I was a bit disappointed when I read this book. I love Beauty and the Beast retellings, but for me, ACOTAR fell short of being one. When I think of Beauty and the Beast, I think of a story where the beast has personally wronged the beauty and overtime she learns to forgive him and see past his outer flaws, while also showing him the path to a better future. In A Court of Thorns and Roses however, Feyre is in the wrong. She killed a Fae and Tamlin is seeking justice. But that isn’t really what bothers me most. For me this story lacked the traditional conflict that needs to be overcome before they can be together. Feyre had no personal grudge against the Fae besides the legends that she had been told since childhood, which were quickly forgotten. Also, she never had to get past the way he looked, because almost upon immediate arrival to his home, Tamlin transforms into a very attractive human aside from having pointy ears. I guess there just wasn’t the tension between the two characters I was expecting with this story.
One aspect of this story I did find interesting though, was kinda presented as if Feyre was the beast. She caused the initial wrong in the story and she is the more uncivilized person, having grown up in the woods and being illiterate. I’m not sure if it was meant to be interpreted that way, but for me that was the parallel I began drawing between Beauty and the Beast and A Court of Thorns and Roses. While an entertaining read, I don’t think I will be continuing this series.
Second Chance Summer
Author: Morgan Matson
Rating: 5/5 Stars
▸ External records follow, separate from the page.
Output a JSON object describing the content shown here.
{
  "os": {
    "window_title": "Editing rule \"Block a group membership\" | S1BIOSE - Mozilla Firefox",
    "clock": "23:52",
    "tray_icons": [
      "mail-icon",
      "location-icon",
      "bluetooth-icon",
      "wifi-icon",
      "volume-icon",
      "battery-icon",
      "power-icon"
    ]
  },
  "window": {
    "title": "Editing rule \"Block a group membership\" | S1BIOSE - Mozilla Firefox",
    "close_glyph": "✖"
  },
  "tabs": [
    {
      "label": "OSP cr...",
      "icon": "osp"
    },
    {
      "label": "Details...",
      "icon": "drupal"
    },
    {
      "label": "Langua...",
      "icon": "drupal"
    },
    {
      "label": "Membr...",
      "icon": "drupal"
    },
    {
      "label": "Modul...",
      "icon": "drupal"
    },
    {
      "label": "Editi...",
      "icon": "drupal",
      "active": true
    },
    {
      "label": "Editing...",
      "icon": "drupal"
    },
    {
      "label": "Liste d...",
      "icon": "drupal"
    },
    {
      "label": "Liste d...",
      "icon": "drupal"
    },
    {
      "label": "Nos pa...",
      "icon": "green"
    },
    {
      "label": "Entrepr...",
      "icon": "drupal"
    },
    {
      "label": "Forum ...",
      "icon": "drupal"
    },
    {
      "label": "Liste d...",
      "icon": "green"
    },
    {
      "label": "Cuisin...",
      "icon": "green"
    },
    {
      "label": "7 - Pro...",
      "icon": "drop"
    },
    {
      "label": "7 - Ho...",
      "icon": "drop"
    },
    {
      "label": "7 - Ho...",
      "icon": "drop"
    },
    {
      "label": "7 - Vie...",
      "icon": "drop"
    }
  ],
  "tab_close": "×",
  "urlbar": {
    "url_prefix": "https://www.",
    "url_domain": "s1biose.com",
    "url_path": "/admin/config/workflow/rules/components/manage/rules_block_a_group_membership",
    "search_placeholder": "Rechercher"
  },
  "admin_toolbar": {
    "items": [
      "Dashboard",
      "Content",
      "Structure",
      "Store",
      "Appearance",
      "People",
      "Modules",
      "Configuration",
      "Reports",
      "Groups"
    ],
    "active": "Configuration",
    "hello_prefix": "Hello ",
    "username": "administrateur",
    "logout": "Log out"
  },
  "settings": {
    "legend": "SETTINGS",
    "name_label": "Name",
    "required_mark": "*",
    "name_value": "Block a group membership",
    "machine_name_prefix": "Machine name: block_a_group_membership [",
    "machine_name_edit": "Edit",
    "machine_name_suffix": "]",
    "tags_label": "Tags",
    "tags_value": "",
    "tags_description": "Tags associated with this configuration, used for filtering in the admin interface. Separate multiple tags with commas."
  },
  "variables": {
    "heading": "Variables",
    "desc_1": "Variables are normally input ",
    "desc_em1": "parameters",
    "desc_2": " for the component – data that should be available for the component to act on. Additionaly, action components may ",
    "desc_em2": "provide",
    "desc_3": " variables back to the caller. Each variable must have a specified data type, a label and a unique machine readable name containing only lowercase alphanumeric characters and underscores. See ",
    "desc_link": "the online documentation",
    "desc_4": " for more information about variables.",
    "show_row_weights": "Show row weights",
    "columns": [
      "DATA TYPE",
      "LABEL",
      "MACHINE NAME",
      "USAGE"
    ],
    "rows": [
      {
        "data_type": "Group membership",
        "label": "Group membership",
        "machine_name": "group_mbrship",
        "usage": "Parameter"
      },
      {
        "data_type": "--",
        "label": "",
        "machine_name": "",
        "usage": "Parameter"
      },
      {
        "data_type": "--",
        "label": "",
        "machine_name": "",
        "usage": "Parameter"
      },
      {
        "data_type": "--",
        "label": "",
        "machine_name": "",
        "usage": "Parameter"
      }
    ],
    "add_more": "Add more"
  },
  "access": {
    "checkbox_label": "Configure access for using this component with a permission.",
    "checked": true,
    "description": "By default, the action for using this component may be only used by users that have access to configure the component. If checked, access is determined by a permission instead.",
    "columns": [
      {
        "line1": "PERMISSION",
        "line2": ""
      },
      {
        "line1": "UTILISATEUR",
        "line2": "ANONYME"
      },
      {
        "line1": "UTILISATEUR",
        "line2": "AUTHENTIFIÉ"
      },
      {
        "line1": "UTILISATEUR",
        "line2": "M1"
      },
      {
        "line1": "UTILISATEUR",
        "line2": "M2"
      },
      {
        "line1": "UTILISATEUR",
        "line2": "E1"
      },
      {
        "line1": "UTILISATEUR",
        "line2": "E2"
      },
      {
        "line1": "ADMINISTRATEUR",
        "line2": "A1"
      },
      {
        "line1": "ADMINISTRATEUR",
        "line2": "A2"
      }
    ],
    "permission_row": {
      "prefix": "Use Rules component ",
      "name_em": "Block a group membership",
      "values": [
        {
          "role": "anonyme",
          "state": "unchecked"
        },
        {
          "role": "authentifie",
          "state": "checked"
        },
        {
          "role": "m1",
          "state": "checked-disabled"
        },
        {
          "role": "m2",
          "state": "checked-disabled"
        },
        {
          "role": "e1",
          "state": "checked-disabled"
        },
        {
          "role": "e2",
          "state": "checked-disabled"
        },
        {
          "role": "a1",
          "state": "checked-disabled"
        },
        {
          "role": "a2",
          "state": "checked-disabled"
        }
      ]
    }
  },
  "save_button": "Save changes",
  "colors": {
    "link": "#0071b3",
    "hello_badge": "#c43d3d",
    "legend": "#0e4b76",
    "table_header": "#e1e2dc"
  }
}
Having gone several years without spending the summer at their lake house, Taylor’s family has slowly drifted apart after getting caught up in the everyday grind. Now with her father facing an aggressive cancer diagnosis, its his wish to return to their summer home once more. While Taylor clearly understands her father’s reasoning behind this decision it is something she is not looking forward to.
5 years earlier, Taylor left the lake on bad terms with the only friends she had there. She tries not to think about the poor decisions she made, but upon arrival is immediately confronted with all of her awful memories. While trying to patch things up with the people she has wronged and getting the hang of working her first summer job, Taylor constantly has her dad’s condition resting in the back of her mind.
Second Chance Summer is a story of redemption and making up for lost time, that constantly had me reaching for a new tissue. While Taylor’s time with her friends is important within the story, it is the familial interactions that had me coming back for more. I think this is my favorite depiction of family that I have read in a YA novel so far. The balance in the sweetness of watching Taylor’s family reconnect after so long mixed with the reality of the entire family watching their family patriarch’s declining health is utterly heartbreaking. I feel like most YA I read picks up after the tragedy has already struck and it is about the protagonist moving through grief and healing. Matson’s novel however, dives right into the gritty reality of sickness and packs a punch to readers’ emotions.
Here is the playlist I came up with to go along with A Monster Calls!
Radioactive – Imagine Dragons
The Wolves – Ben Howard
Breathe Me – Sia
Centuries – Fall Out Boy
Film Noir – The Gaslight Anthem
Better Days – Edward Sharpe and the Magnetic Zeros
A Monster Call Spotify playlist